━━━ WORKING DATA

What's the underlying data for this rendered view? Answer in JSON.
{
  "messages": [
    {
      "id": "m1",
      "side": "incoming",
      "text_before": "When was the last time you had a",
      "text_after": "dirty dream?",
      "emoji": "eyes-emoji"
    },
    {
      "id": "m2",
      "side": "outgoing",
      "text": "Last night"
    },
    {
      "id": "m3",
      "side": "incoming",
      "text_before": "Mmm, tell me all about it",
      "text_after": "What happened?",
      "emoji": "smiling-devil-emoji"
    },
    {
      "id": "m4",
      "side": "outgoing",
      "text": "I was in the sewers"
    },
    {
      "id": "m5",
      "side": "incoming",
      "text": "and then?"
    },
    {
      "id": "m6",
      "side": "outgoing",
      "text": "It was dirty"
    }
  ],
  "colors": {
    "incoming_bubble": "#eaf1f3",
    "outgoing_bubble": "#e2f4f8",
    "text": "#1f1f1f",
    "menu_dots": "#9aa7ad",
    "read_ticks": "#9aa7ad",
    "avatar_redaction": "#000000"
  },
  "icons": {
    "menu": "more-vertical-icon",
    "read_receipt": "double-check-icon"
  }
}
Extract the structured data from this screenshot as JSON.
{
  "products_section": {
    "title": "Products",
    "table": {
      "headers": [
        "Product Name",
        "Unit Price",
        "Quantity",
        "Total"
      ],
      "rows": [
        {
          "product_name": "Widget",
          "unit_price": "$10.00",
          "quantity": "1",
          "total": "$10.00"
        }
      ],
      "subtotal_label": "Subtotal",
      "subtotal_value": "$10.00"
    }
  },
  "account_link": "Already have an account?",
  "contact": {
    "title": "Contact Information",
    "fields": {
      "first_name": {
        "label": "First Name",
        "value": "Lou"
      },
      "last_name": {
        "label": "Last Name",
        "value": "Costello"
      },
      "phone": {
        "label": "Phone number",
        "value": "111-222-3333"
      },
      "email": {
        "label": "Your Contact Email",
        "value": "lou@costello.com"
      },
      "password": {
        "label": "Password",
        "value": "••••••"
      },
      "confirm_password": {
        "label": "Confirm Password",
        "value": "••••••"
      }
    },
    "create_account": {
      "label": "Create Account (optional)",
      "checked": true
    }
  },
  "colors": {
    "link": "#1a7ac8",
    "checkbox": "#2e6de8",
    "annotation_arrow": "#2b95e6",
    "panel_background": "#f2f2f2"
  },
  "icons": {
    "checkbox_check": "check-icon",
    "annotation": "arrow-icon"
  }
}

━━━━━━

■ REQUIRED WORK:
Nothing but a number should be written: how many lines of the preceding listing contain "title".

■ TASK RESULT:
2